_Description of the task_
From the first line to the last, restate every record word for word, leaving out the pictures.

━━ Extracted information

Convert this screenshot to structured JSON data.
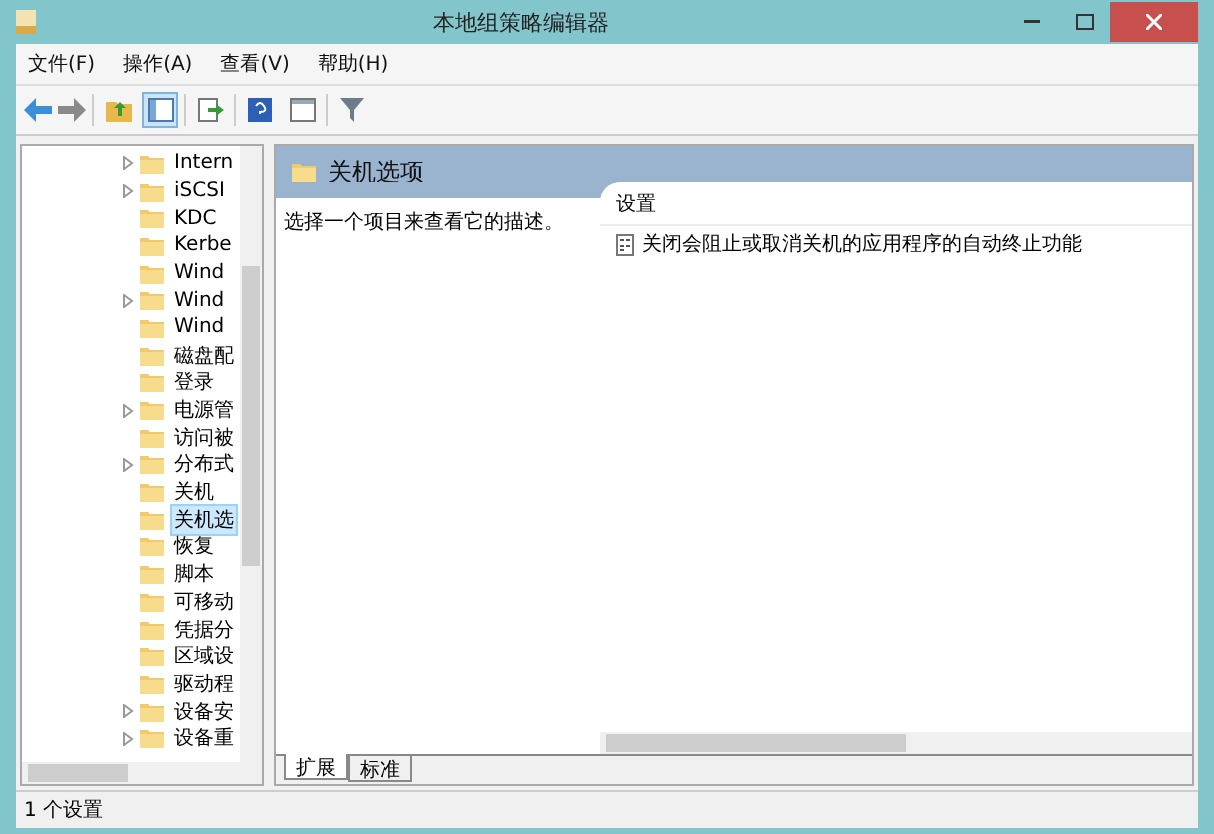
{
  "window": {
    "title": "本地组策略编辑器"
  },
  "menu": [
    {
      "label": "文件(F)"
    },
    {
      "label": "操作(A)"
    },
    {
      "label": "查看(V)"
    },
    {
      "label": "帮助(H)"
    }
  ],
  "toolbar": [
    {
      "kind": "back"
    },
    {
      "kind": "forward"
    },
    {
      "kind": "sep"
    },
    {
      "kind": "up",
      "selected": false
    },
    {
      "kind": "pane",
      "selected": true
    },
    {
      "kind": "sep"
    },
    {
      "kind": "export",
      "selected": false
    },
    {
      "kind": "sep"
    },
    {
      "kind": "help",
      "selected": false
    },
    {
      "kind": "view",
      "selected": false
    },
    {
      "kind": "sep"
    },
    {
      "kind": "filter",
      "selected": false
    }
  ],
  "tree": [
    {
      "label": "Intern",
      "expandable": true,
      "selected": false
    },
    {
      "label": "iSCSI",
      "expandable": true,
      "selected": false
    },
    {
      "label": "KDC",
      "expandable": false,
      "selected": false
    },
    {
      "label": "Kerbe",
      "expandable": false,
      "selected": false
    },
    {
      "label": "Wind",
      "expandable": false,
      "selected": false
    },
    {
      "label": "Wind",
      "expandable": true,
      "selected": false
    },
    {
      "label": "Wind",
      "expandable": false,
      "selected": false
    },
    {
      "label": "磁盘配",
      "expandable": false,
      "selected": false
    },
    {
      "label": "登录",
      "expandable": false,
      "selected": false
    },
    {
      "label": "电源管",
      "expandable": true,
      "selected": false
    },
    {
      "label": "访问被",
      "expandable": false,
      "selected": false
    },
    {
      "label": "分布式",
      "expandable": true,
      "selected": false
    },
    {
      "label": "关机",
      "expandable": false,
      "selected": false
    },
    {
      "label": "关机选",
      "expandable": false,
      "selected": true
    },
    {
      "label": "恢复",
      "expandable": false,
      "selected": false
    },
    {
      "label": "脚本",
      "expandable": false,
      "selected": false
    },
    {
      "label": "可移动",
      "expandable": false,
      "selected": false
    },
    {
      "label": "凭据分",
      "expandable": false,
      "selected": false
    },
    {
      "label": "区域设",
      "expandable": false,
      "selected": false
    },
    {
      "label": "驱动程",
      "expandable": false,
      "selected": false
    },
    {
      "label": "设备安",
      "expandable": true,
      "selected": false
    },
    {
      "label": "设备重",
      "expandable": true,
      "selected": false
    }
  ],
  "details": {
    "heading": "关机选项",
    "description": "选择一个项目来查看它的描述。",
    "column": "设置",
    "settings": [
      {
        "label": "关闭会阻止或取消关机的应用程序的自动终止功能"
      }
    ]
  },
  "view_tabs": [
    {
      "label": "扩展",
      "selected": true
    },
    {
      "label": "标准",
      "selected": false
    }
  ],
  "status_bar": "1 个设置"
}
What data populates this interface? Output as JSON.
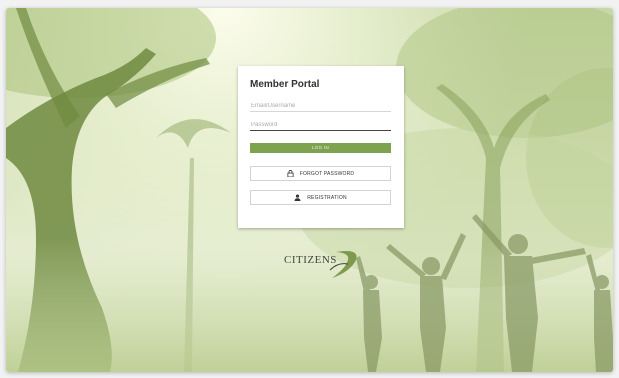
{
  "portal": {
    "title": "Member Portal",
    "email_placeholder": "Email/Username",
    "password_placeholder": "Password",
    "login_label": "LOG IN",
    "forgot_label": "FORGOT PASSWORD",
    "register_label": "REGISTRATION"
  },
  "brand": {
    "logo_text": "CITIZENS",
    "logo_icon": "swoosh-logo-mark"
  },
  "colors": {
    "accent_green": "#7ea34f",
    "background_tint": "#d6e2b9"
  },
  "icons": {
    "forgot": "lock-icon",
    "register": "user-icon"
  }
}
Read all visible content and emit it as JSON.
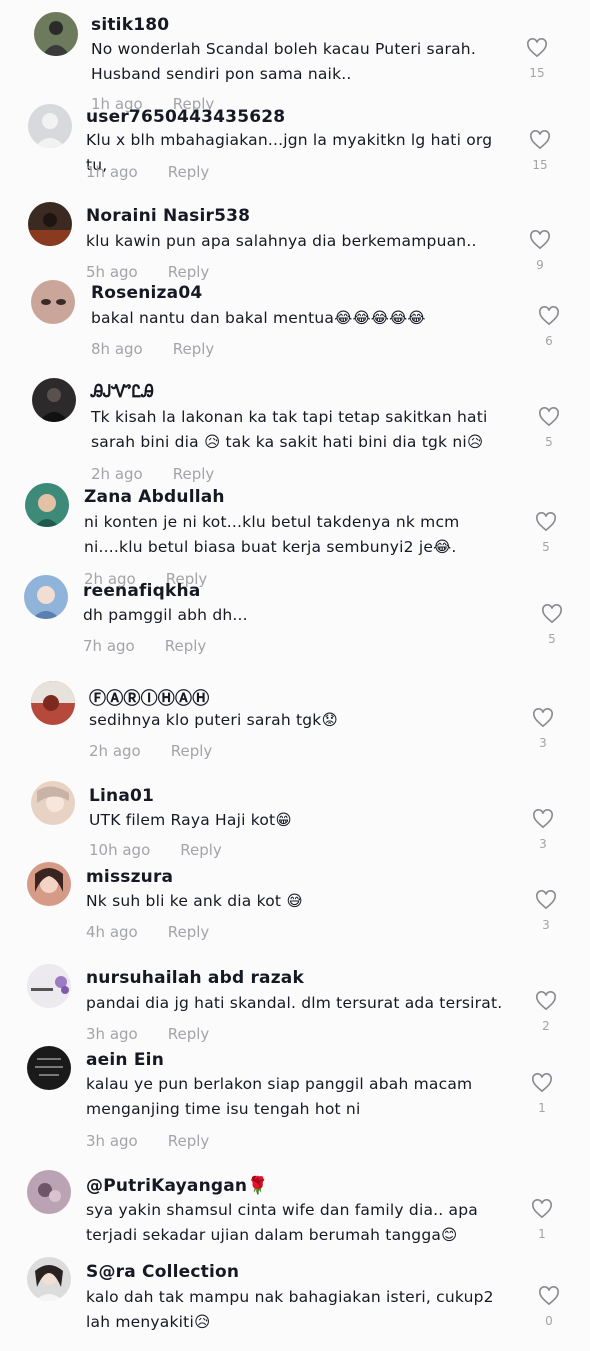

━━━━

_Finished task_
Convert this screenshot to structured JSON data.
{
  "window": {
    "title": "本地组策略编辑器"
  },
  "menu": [
    {
      "label": "文件(F)"
    },
    {
      "label": "操作(A)"
    },
    {
      "label": "查看(V)"
    },
    {
      "label": "帮助(H)"
    }
  ],
  "toolbar": [
    {
      "kind": "back"
    },
    {
      "kind": "forward"
    },
    {
      "kind": "sep"
    },
    {
      "kind": "up",
      "selected": false
    },
    {
      "kind": "pane",
      "selected": true
    },
    {
      "kind": "sep"
    },
    {
      "kind": "export",
      "selected": false
    },
    {
      "kind": "sep"
    },
    {
      "kind": "help",
      "selected": false
    },
    {
      "kind": "view",
      "selected": false
    },
    {
      "kind": "sep"
    },
    {
      "kind": "filter",
      "selected": false
    }
  ],
  "tree": [
    {
      "label": "Intern",
      "expandable": true,
      "selected": false
    },
    {
      "label": "iSCSI",
      "expandable": true,
      "selected": false
    },
    {
      "label": "KDC",
      "expandable": false,
      "selected": false
    },
    {
      "label": "Kerbe",
      "expandable": false,
      "selected": false
    },
    {
      "label": "Wind",
      "expandable": false,
      "selected": false
    },
    {
      "label": "Wind",
      "expandable": true,
      "selected": false
    },
    {
      "label": "Wind",
      "expandable": false,
      "selected": false
    },
    {
      "label": "磁盘配",
      "expandable": false,
      "selected": false
    },
    {
      "label": "登录",
      "expandable": false,
      "selected": false
    },
    {
      "label": "电源管",
      "expandable": true,
      "selected": false
    },
    {
      "label": "访问被",
      "expandable": false,
      "selected": false
    },
    {
      "label": "分布式",
      "expandable": true,
      "selected": false
    },
    {
      "label": "关机",
      "expandable": false,
      "selected": false
    },
    {
      "label": "关机选",
      "expandable": false,
      "selected": true
    },
    {
      "label": "恢复",
      "expandable": false,
      "selected": false
    },
    {
      "label": "脚本",
      "expandable": false,
      "selected": false
    },
    {
      "label": "可移动",
      "expandable": false,
      "selected": false
    },
    {
      "label": "凭据分",
      "expandable": false,
      "selected": false
    },
    {
      "label": "区域设",
      "expandable": false,
      "selected": false
    },
    {
      "label": "驱动程",
      "expandable": false,
      "selected": false
    },
    {
      "label": "设备安",
      "expandable": true,
      "selected": false
    },
    {
      "label": "设备重",
      "expandable": true,
      "selected": false
    }
  ],
  "details": {
    "heading": "关机选项",
    "description": "选择一个项目来查看它的描述。",
    "column": "设置",
    "settings": [
      {
        "label": "关闭会阻止或取消关机的应用程序的自动终止功能"
      }
    ]
  },
  "view_tabs": [
    {
      "label": "扩展",
      "selected": true
    },
    {
      "label": "标准",
      "selected": false
    }
  ],
  "status_bar": "1 个设置"
}
What data populates this interface? Output as JSON.
{
  "portal": {
    "title": "Member Portal",
    "email_placeholder": "Email/Username",
    "password_placeholder": "Password",
    "login_label": "LOG IN",
    "forgot_label": "FORGOT PASSWORD",
    "register_label": "REGISTRATION"
  },
  "brand": {
    "logo_text": "CITIZENS",
    "logo_icon": "swoosh-logo-mark"
  },
  "colors": {
    "accent_green": "#7ea34f",
    "background_tint": "#d6e2b9"
  },
  "icons": {
    "forgot": "lock-icon",
    "register": "user-icon"
  }
}
Read all visible content and emit it as JSON.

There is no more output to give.